The ending of Because You’ll Never Meet Me wasn’t my favourite, but I understand it. It was sad, yet hopeful, and made me wish for a bright future for both Ollie and Moritz. At times it wasn’t hugely realistic – but – that is somewhat explained by Moritz – he says himself that he could be overexaggerating. And parts of it were traumatising to read, but not that far from the truth in some awful world, I imagine.

I can only implore you to pick Because You’ll Never Meet Me up. It’s a touching story about friendship, and a stark reminder about how society treats those who aren’t seen as ‘normal’. I loved every page of this wonderful book, and cannot wait to get my own copy for my bookcase.

Book Review: Paper Towns by John Green

December 21, 2011

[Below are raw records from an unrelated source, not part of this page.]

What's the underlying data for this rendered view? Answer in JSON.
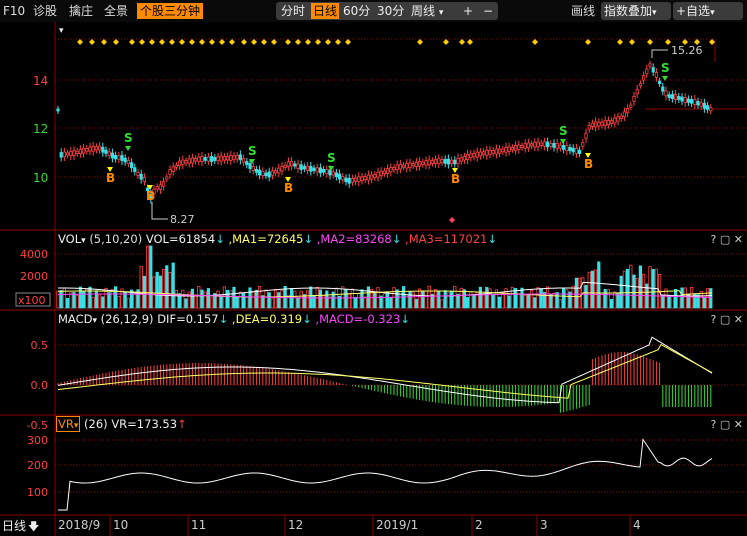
{
  "topbar": {
    "f10": "F10",
    "diag": "诊股",
    "pick": "擒庄",
    "full": "全景",
    "tab_active": "个股三分钟",
    "periods": [
      "分时",
      "日线",
      "60分",
      "30分"
    ],
    "period_active": 1,
    "week": "周线",
    "plus": "+",
    "minus": "−",
    "draw": "画线",
    "overlay": "指数叠加",
    "add": "+自选"
  },
  "price_panel": {
    "y_ticks": [
      "14",
      "12",
      "10"
    ],
    "high_label": "15.26",
    "low_label": "8.27",
    "buy_label": "B",
    "sell_label": "S"
  },
  "vol_panel": {
    "name": "VOL",
    "params": "(5,10,20)",
    "value": "VOL=61854",
    "ma1": ",MA1=72645",
    "ma2": ",MA2=83268",
    "ma3": ",MA3=117021",
    "ticks": [
      "4000",
      "2000"
    ],
    "unit": "x100"
  },
  "macd_panel": {
    "name": "MACD",
    "params": "(26,12,9)",
    "dif": "DIF=0.157",
    "dea": ",DEA=0.319",
    "macd": ",MACD=-0.323",
    "ticks": [
      "0.5",
      "0.0",
      "-0.5"
    ]
  },
  "vr_panel": {
    "name": "VR",
    "params": "(26)",
    "value": "VR=173.53",
    "ticks": [
      "300",
      "200",
      "100"
    ]
  },
  "panel_ctrls": "? ▢ ✕",
  "xaxis": {
    "period": "日线",
    "labels": [
      "2018/9",
      "10",
      "11",
      "12",
      "2019/1",
      "2",
      "3",
      "4"
    ]
  },
  "colors": {
    "up": "#ff4040",
    "down": "#38e0e6",
    "accent": "#ff8a00",
    "signal": "#ffcc00",
    "dea": "#ffff66",
    "macd": "#ff44ff"
  }
}
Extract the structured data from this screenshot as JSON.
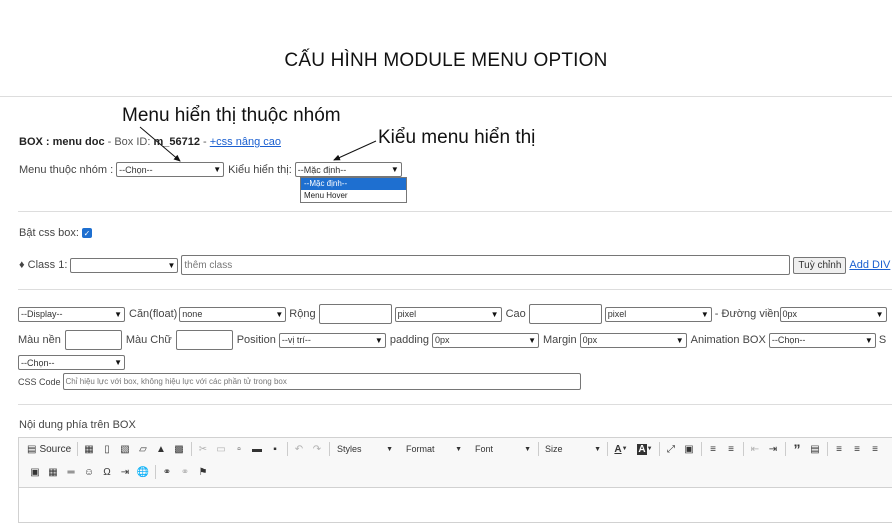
{
  "page": {
    "title": "CẤU HÌNH MODULE MENU OPTION"
  },
  "annotations": {
    "group_menu": "Menu hiển thị thuộc nhóm",
    "menu_type": "Kiểu menu hiển thị"
  },
  "box": {
    "label": "BOX : menu doc",
    "id_prefix": " - Box ID: ",
    "id": "m_56712",
    "sep": " - ",
    "css_link": "+css nâng cao"
  },
  "menu_row": {
    "group_label": "Menu thuộc nhóm :",
    "group_value": "--Chọn--",
    "type_label": "Kiểu hiển thị:",
    "type_value": "--Mặc định--",
    "type_options": [
      "--Mặc định--",
      "Menu Hover"
    ]
  },
  "css_box": {
    "label": "Bật css box:"
  },
  "class_row": {
    "label": "♦ Class 1:",
    "input_placeholder": "thêm class",
    "custom_button": "Tuỳ chỉnh",
    "add_link": "Add DIV"
  },
  "style_row1": {
    "display_value": "--Display--",
    "float_label": "Căn(float)",
    "float_value": "none",
    "width_label": "Rộng",
    "width_unit": "pixel",
    "height_label": "Cao",
    "height_unit": "pixel",
    "border_label": "- Đường viền",
    "border_value": "0px"
  },
  "style_row2": {
    "bg_label": "Màu nền",
    "color_label": "Màu Chữ",
    "position_label": "Position",
    "position_value": "--vị trí--",
    "padding_label": "padding",
    "padding_value": "0px",
    "margin_label": "Margin",
    "margin_value": "0px",
    "animation_label": "Animation BOX",
    "animation_value": "--Chọn--",
    "extra_label": "S"
  },
  "style_row3": {
    "select_value": "--Chọn--"
  },
  "css_code": {
    "label": "CSS Code",
    "placeholder": "Chỉ hiệu lực với box, không hiệu lực với các phần tử trong box"
  },
  "content": {
    "label": "Nội dung phía trên BOX"
  },
  "editor": {
    "source_label": "Source",
    "styles_label": "Styles",
    "format_label": "Format",
    "font_label": "Font",
    "size_label": "Size"
  }
}
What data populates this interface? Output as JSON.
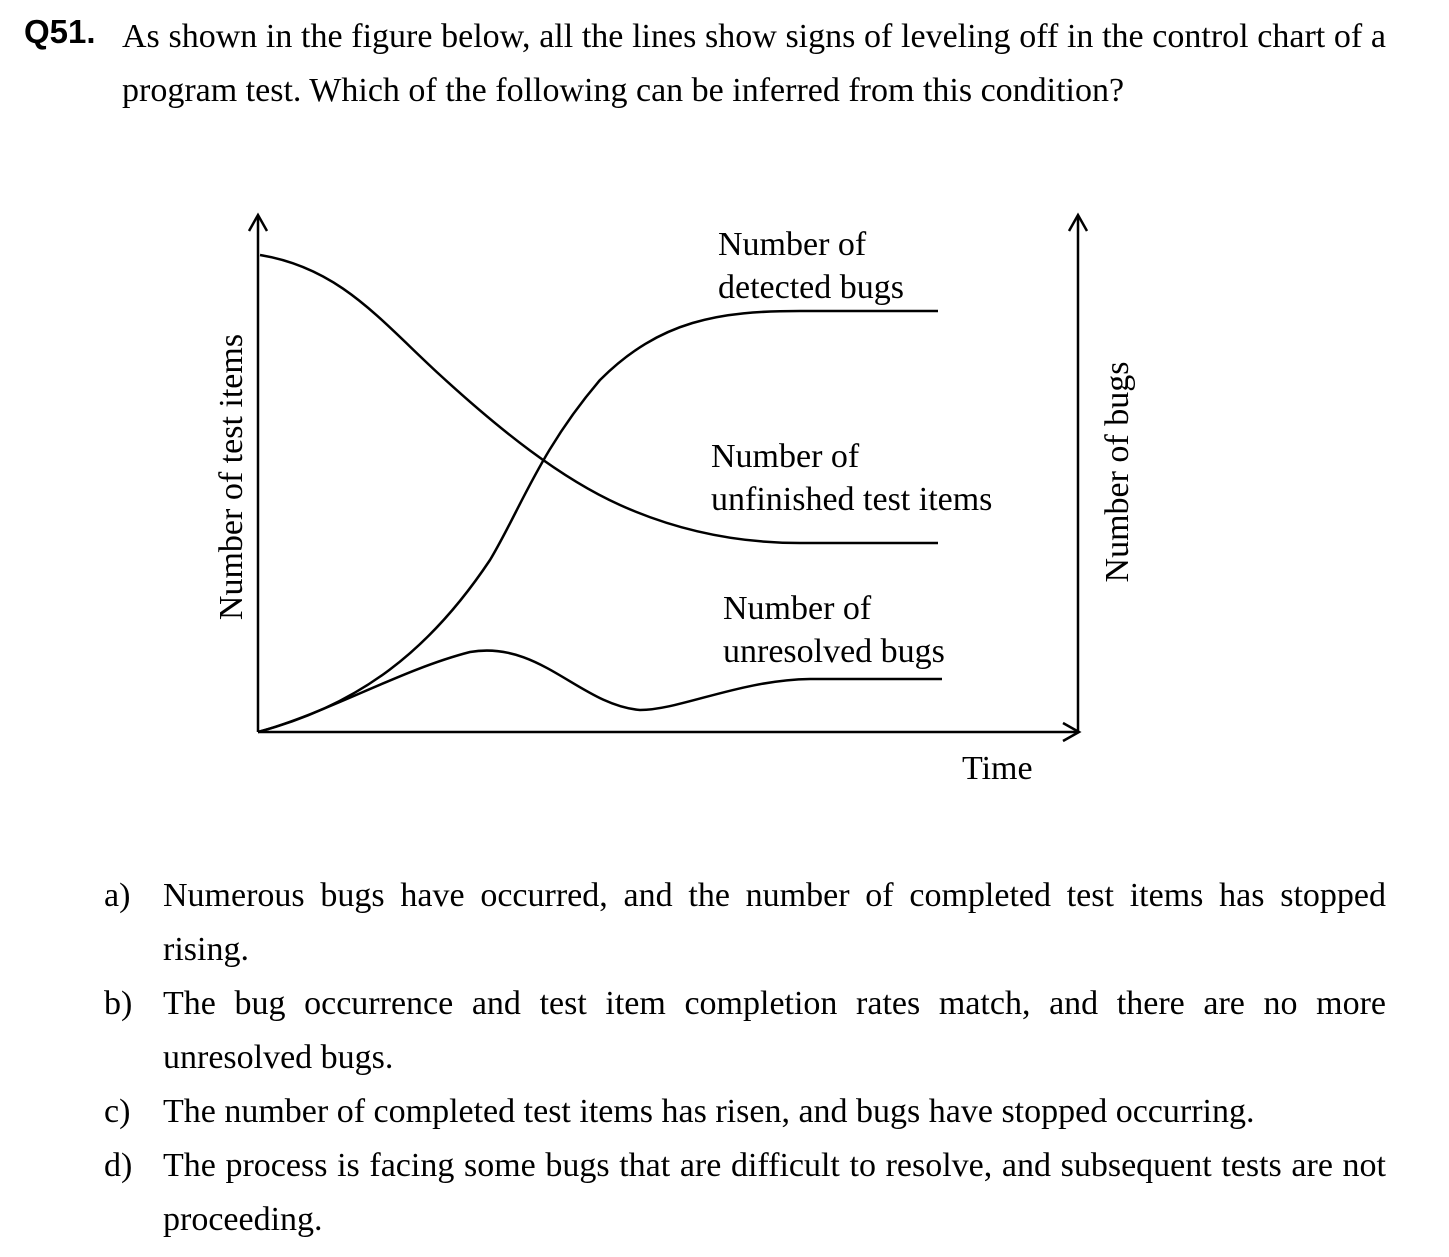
{
  "question": {
    "number": "Q51.",
    "text": "As shown in the figure below, all the lines show signs of leveling off in the control chart of a program test.    Which of the following can be inferred from this condition?"
  },
  "figure": {
    "left_axis_label": "Number of test items",
    "right_axis_label": "Number of bugs",
    "x_axis_label": "Time",
    "curves": [
      {
        "line1": "Number of",
        "line2": "detected bugs"
      },
      {
        "line1": "Number of",
        "line2": "unfinished test items"
      },
      {
        "line1": "Number of",
        "line2": "unresolved bugs"
      }
    ]
  },
  "options": [
    {
      "label": "a)",
      "text": "Numerous bugs have occurred, and the number of completed test items has stopped rising."
    },
    {
      "label": "b)",
      "text": "The bug occurrence and test item completion rates match, and there are no more unresolved bugs."
    },
    {
      "label": "c)",
      "text": "The number of completed test items has risen, and bugs have stopped occurring."
    },
    {
      "label": "d)",
      "text": "The process is facing some bugs that are difficult to resolve, and subsequent tests are not proceeding."
    }
  ]
}
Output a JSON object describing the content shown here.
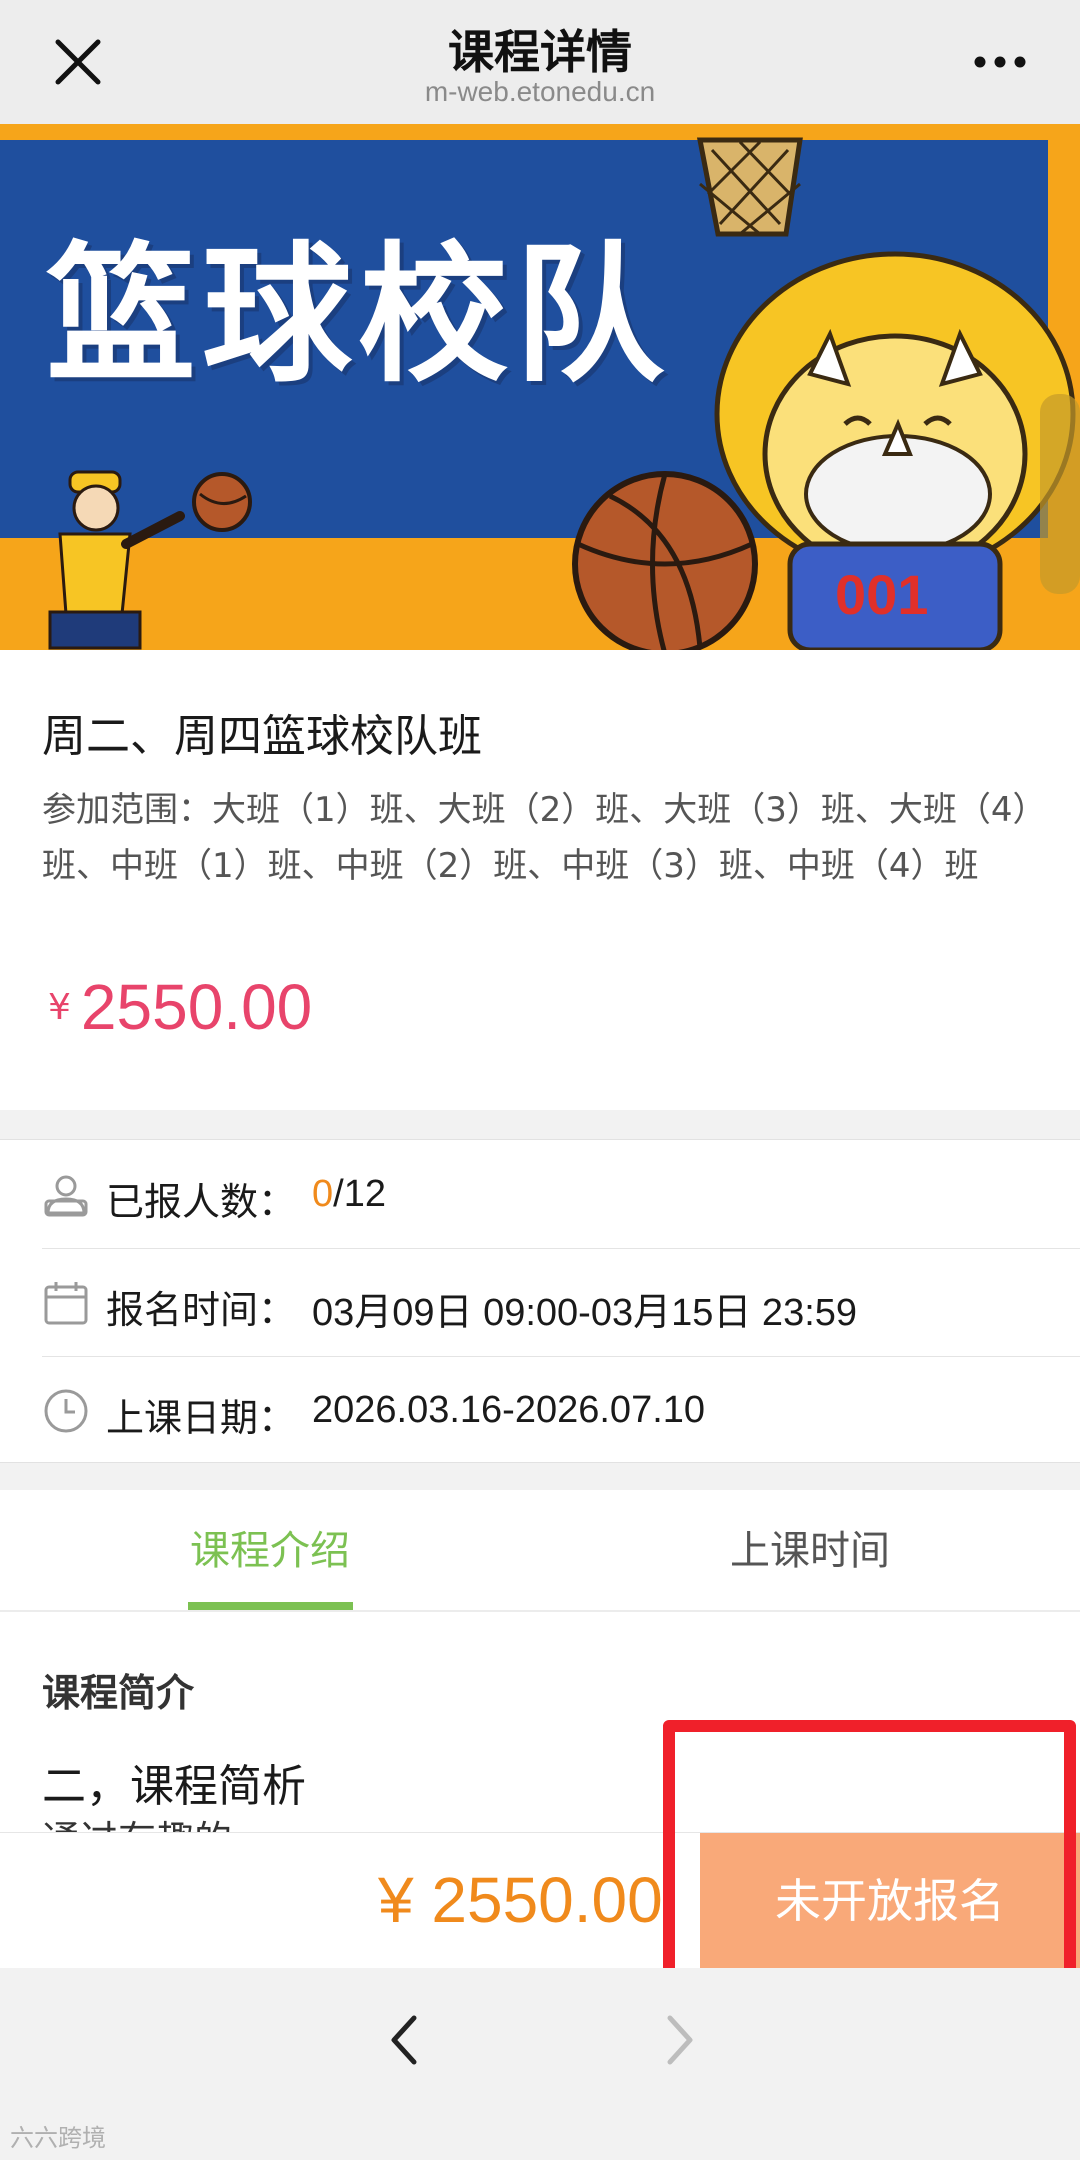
{
  "header": {
    "title": "课程详情",
    "domain": "m-web.etonedu.cn"
  },
  "banner": {
    "title": "篮球校队",
    "jersey_number": "001"
  },
  "course": {
    "name": "周二、周四篮球校队班",
    "scope": "参加范围：大班（1）班、大班（2）班、大班（3）班、大班（4）班、中班（1）班、中班（2）班、中班（3）班、中班（4）班",
    "currency": "¥",
    "price": "2550.00"
  },
  "stats": {
    "enrolled_label": "已报人数：",
    "enrolled_count": "0",
    "enrolled_capacity": "/12",
    "signup_time_label": "报名时间：",
    "signup_time_value": "03月09日 09:00-03月15日 23:59",
    "class_date_label": "上课日期：",
    "class_date_value": "2026.03.16-2026.07.10"
  },
  "tabs": [
    {
      "label": "课程介绍",
      "active": true
    },
    {
      "label": "上课时间",
      "active": false
    }
  ],
  "content": {
    "intro_title": "课程简介",
    "section_title": "二，课程简析",
    "section_text": "通过有趣的…"
  },
  "action_bar": {
    "price": "¥ 2550.00",
    "signup_label": "未开放报名"
  },
  "watermark": "六六跨境",
  "colors": {
    "accent_green": "#7cc152",
    "price_pink": "#e8446b",
    "price_orange": "#f08a1c",
    "signup_button": "#f9a979",
    "highlight_red": "#f0202a",
    "banner_blue": "#1f4f9e",
    "banner_gold": "#f6a51a"
  },
  "icons": {
    "close": "close-icon",
    "more": "more-icon",
    "enrolled": "person-icon",
    "signup_time": "calendar-icon",
    "class_date": "clock-icon",
    "back": "chevron-left-icon",
    "forward": "chevron-right-icon"
  }
}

Book Review: Paper Towns by John GreenPaper Towns by John Green
Published by Bloomsbury Children's Books on 3rd May 2010
Source: Bought Physical Copy
Pages: 305
When Margo Roth Spiegelman beckons Quentin Jacobsen in the middle of the night—dressed like a ninja and plotting an ingenious campaign of revenge—he follows her. Margo’s always planned extravagantly, and, until now, she’s always planned solo. After a lifetime of loving Margo from afar, things are finally looking up for Q . . . until day breaks and she has vanished. Always an enigma, Margo has now become a mystery. But there are clues. And they’re for Q.
I love John Green. I read Looking for Alaska nearly 2 years ago, and absolutely adored it. Then I read Will Grayson, Will Grayson, and adored it. And my friend Ruth, who is easily as big a John Green fan as I am, badgered me into picking up Paper Towns and reading it. I lost my copy, by accident, in our kitchen and then rediscovered it and took it away on holiday with me. And I sat, on a rainy day in Clearwater and read.
Allow me to say one thing, and one thing only: John Green is my contemporary king.
What worked for me: Everything. The writing style, the characters, the plot. I adored every single thing about this book. Everything just worked for me. Paper Towns was considerably funnier than Looking For Alaska, although the concept was incredibly similar. I can see why people draw similarities between Q and Miles and Margo and Alaska, their characters were similar, yet entirely different at the same time. The inclusion of the ‘clues’ that Margo had left for Q were excellent and very subtle. And the scenes with Ben, Radar, Lacey and Q in the minivan on their way to New York made me laugh out loud as I sat in the departure lounge waiting for my flight.
What didn’t work for me: Nothing. There wasn’t a single aspect of this book that I didn’t enjoy. Apart from the fact that the book ended.
This was easily one of the best books I’ve read this year, and I’m so excited for Green’s next book, The Fault in our Stars to come out next month!